    Reply 8 years ago on Introduction

    Most modern bartends don't use bitters. No idea why not. IMHO it makes the drink. I've got a collection of older bar books and all have it, with vatiations including Peychaud's bitters (better for sweet or perfect variations), vodka instead of gin, dirty, sweet, perfect, different garnishes, and so on. I usually keep an iddy biddy bottle of bitters in my purse rather than send a drink back for that little splash (sort of like keeping a stash of sugar packets and gum).


    Reply 11 years ago on Introduction

    My reasoning goes like this. The shaking chills the gin. Granted it does dilute it slightly, I really have no problem with that. It is also something to do while the glass with ice in it is chilling down below room temp. Of course you never saw Hawkeye Pearce in MASH chill his martini in the Swamp, so it;s all relative to personnel preferences. 1/4 oz of vermouth is entirely too much for my taste. Personally, I think that much vermouth is why some people do not like martinis. I like to just have a lite spackling of it. Thanks for the advice though. It was educational.


    Reply 11 years ago on Introduction

    The shaking is for looking cool when you're mixing drinks... A couple of tests will show that it won't get much colder after two minutes than it would have after 10 seconds (change is temperature is proportional to the temperature difference: once it starts cooling down, the rate of cooling slows). The agitation might actually make it warmer.
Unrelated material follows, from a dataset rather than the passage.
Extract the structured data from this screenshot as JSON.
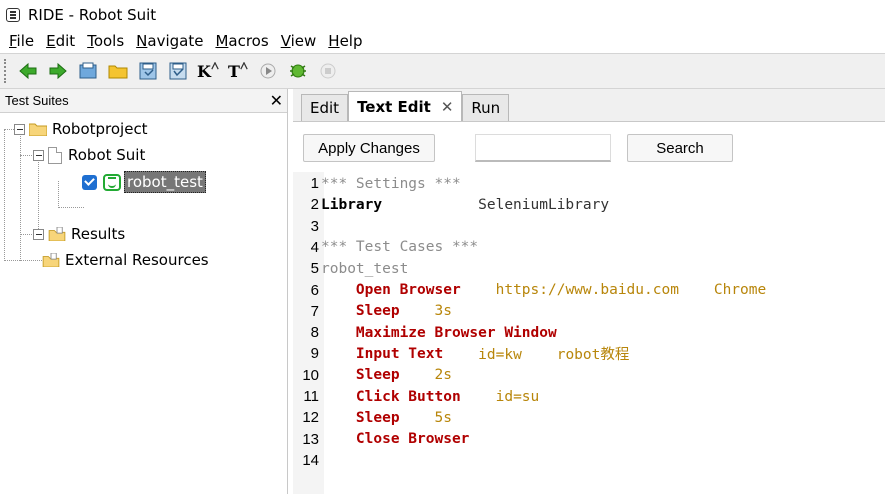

The glass is a slightly different story, since it won't cool as fast as the gin would because there is less surface area in contact. My solution is to keep everything (glass and all) in the freezer from the start. That way everything is frigid, and I don't have to wait precious minutes for my alcohol. 1/4 oz is the "original" amount of vermouth from most recipes I've ever seen. A "dry" martini has less vermouth, and "extra dry" has none. Now for some unsolicited teaching: A "dirty" martini has the juice from the olive jar in it. A Gibson is exactly the same as the martini, except it has an pearl onion as a garnish in it instead of olives. These drinks have been around so long and there are so many variants. If you're really picky with what you want, it'll sound like you're placing a Starbucks order when you're at the bar. Cheers.


    6 years ago on Introduction

    didn't take the time to read previous comments as I'm sure most mention the the existential question "shaken not stirred" vs. "stirred not shaken".
    I have only one thing to say : congratulations !!!… It's been a very long time I haven't read on the net the true cocktail recipe for a dry martini !!!…
    I still remember the ones i did enjoy quite unreasonably : they were many of them and so good : had a great discussion with the barman who told me one of his secret (or so I believed) .Then again the next morning hangover was also a thing to remember !… It was back in 1983 and I swore that I would never have an other one.
    Of course that was a false promise.
    However since then I had so many unduly variations of the stuff that I decided not to have one except in a few trusty bars. Also cocktailwise Paris is well known for its lack of the latter…
    Everyone should flag your recipe as a benchmark !…


    8 years ago on Introduction

    Years have passed since this Instructable. I now make my martinis with no shaking, no stirring, no ice and no vermouth at all. Just Hendricks, Plymouth, or a local gin from here in Columbus. Sometimes a quick splash of water to open the flavors up. Maybe a twist of cucumber.

    oh crap, I became a gin snob.....


    Reply 11 years ago on Introduction

    Use water instead of Gin. Freak out your parents by walking around sipping a martini water and commenting on how you enjoy the finer things in life.


    Reply 11 years ago on Introduction

    Hahaha, they'll be like, SON, WHAT ARE YOU DRINKING? And I'll be like in an english accent, "Good day sir. It is mighty fine outside, shall I go for a stroll in the park?" Hahaha.


    Reply 11 years ago on Introduction

    Alternatively memorise Brian Griffin lines, wear a dog collar and pretend you're from Family Guy. That's what I do...